CEO/President, Sage Hospitality
For the past 25 years, Isenberg and Sage cofounder Zack Neumeyer have presided over Sage's expanding hotel empire, which now controls almost 50 properties in more than 20 states, including Denver's Curtis, Oxford, and JW Marriott (which has a Second Home bar/restaurant that has become a late-night hotspot to watch cougars hunt players). Isenberg serves on the board of such prominent Front Range organizations as the Downtown Denver Partnership, the Denver Metro Convention and Visitors Bureau, and the Children's Hospital Foundation—and is one of the Colorado Concern(ed). As the economy recovers, look for Isenberg to buy and manage distressed properties, particularly in and around downtown Denver, which will broaden his already considerable influence, both in his businesses and in his philanthropy.
Attorney, Medical Marijuana Advocate
No local story has grabbed more recent headlines than medical marijuana, and Corry—a libertarian Republican—is at the center. He's the go-to lawyer for medical marijuana supporters, representing dozens of dispensaries around the state and regularly squaring off against Colorado Attorney General John Suthers and others. With taxation guidelines now being established, medical marijuana could become one of Colorado's most prominent—wait for it—growth industries in an otherwise stagnant economy, and the always-quotable Corry will be leading the charge.
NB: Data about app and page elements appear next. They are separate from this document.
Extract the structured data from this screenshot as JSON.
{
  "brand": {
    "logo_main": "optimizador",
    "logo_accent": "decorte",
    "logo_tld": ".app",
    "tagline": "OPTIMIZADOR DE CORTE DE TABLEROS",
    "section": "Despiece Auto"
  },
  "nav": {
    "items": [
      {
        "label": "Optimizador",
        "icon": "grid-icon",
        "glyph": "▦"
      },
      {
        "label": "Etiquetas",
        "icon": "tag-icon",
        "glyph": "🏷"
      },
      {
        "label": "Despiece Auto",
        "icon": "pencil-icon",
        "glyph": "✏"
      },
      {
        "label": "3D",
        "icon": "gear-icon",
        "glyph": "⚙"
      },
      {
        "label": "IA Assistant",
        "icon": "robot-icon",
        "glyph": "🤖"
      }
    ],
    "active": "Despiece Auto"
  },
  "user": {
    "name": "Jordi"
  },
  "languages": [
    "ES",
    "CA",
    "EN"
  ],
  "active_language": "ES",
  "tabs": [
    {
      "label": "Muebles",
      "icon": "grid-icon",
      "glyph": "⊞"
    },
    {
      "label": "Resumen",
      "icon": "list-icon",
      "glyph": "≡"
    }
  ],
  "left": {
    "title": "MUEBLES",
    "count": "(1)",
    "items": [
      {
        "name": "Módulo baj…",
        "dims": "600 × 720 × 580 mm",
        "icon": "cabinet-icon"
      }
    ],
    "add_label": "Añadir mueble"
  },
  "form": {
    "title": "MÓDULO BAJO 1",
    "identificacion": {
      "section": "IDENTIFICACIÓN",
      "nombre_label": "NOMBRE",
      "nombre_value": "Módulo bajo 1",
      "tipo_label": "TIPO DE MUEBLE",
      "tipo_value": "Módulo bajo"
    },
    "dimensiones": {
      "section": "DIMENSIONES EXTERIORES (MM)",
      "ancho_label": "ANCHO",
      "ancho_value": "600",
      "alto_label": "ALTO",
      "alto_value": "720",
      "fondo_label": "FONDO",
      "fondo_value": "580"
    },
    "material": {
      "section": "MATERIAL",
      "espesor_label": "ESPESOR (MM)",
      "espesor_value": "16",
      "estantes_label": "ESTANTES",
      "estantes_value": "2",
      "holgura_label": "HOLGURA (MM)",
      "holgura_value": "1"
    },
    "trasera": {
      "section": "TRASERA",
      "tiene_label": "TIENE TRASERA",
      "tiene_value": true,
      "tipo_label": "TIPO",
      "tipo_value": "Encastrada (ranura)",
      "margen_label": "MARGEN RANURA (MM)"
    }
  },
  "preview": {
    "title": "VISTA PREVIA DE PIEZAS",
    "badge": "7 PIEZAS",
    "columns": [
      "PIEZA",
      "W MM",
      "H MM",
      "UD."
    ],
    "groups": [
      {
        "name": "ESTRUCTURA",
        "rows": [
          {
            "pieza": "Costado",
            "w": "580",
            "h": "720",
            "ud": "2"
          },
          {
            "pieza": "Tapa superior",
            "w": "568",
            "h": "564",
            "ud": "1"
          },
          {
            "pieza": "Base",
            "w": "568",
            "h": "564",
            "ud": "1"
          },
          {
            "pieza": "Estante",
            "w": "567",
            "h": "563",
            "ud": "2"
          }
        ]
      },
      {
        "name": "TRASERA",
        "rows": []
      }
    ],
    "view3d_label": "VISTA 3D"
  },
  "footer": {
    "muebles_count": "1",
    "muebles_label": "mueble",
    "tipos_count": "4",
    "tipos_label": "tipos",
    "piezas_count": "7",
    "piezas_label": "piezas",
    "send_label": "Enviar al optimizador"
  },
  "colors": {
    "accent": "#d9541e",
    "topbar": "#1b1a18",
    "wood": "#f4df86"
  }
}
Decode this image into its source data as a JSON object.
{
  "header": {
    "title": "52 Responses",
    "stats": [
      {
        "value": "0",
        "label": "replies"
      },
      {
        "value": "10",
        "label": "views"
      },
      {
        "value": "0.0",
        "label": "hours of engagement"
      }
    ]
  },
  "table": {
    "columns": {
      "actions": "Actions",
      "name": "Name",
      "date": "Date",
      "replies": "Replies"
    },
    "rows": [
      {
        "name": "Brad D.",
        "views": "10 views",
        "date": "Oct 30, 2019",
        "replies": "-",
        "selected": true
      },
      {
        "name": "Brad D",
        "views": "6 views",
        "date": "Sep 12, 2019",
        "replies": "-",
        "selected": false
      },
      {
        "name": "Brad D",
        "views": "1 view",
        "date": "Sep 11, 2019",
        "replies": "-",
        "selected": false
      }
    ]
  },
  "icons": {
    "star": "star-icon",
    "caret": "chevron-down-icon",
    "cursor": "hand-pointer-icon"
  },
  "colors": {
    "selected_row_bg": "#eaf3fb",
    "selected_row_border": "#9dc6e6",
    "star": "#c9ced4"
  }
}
Superintendent, Denver Public Schools
Boasberg, the man charged with carrying on the reforms of his former boss, Michael Bennet, stumbled out of the gate when his candidates for the DPS Board of Education failed at the polls in November. The winners, supported by the teachers' union, aren't fans of the charter schools that Boasberg and Bennet have pushed. And the fact that the new board met at the pricey Broadmoor Hotel for a team-building "therapy session" on the taxpayers' dime was not an auspicious start. Still, many politicos have faith that he'll be able to sway the new union-backed board with logic—and numbers—that show the reforms are working. "Boasberg is on the right side of the issues," says one politician. "He has the power to lead the district that leads the state, and the ability to get reforms done."
Partner, Hogan & Hartson
Trimpa is the firm's point man in and around the Legislature. Before the election last year, Trimpa negotiated with unions and the business community to make sure that four anti-business ballot measures—ones that unions had put forward after a tiff—would be torpedoed. Trimpa advises multimillionaire Tim Gill, investing Gill's millions in advancing gay-rights causes and supportive candidates at the ballot box.
Chancellor, Colorado State University
During his decade-long run as the head of the Denver Metro Chamber of Commerce, Blake was a voice of moderation in the business community, moving the tax-reluctant group to help support both FasTracks and Referendum C. Still, it was a bit of a surprise that Governor Ritter would appoint the Republican Blake to helm CSU, placing two Republicans in charge of Colorado's higher-education system (along with CU president Bruce Benson). Blake's selection speaks to his clout on both sides of the aisle.
CEO/Chairman, Venoco Inc.
The Denver native and Colorado School of Mines graduate moved his California-based oil and gas company—from which he was once ousted, only to return, Steve Jobs-like—back to his hometown in 2005. Since then, he's become a major player in philanthropy. After Venoco had a $212 million IPO in 2006, Marquez donated $50 million to set up the Denver Scholarship Fund, which matches college scholarships for graduating Denver high school students.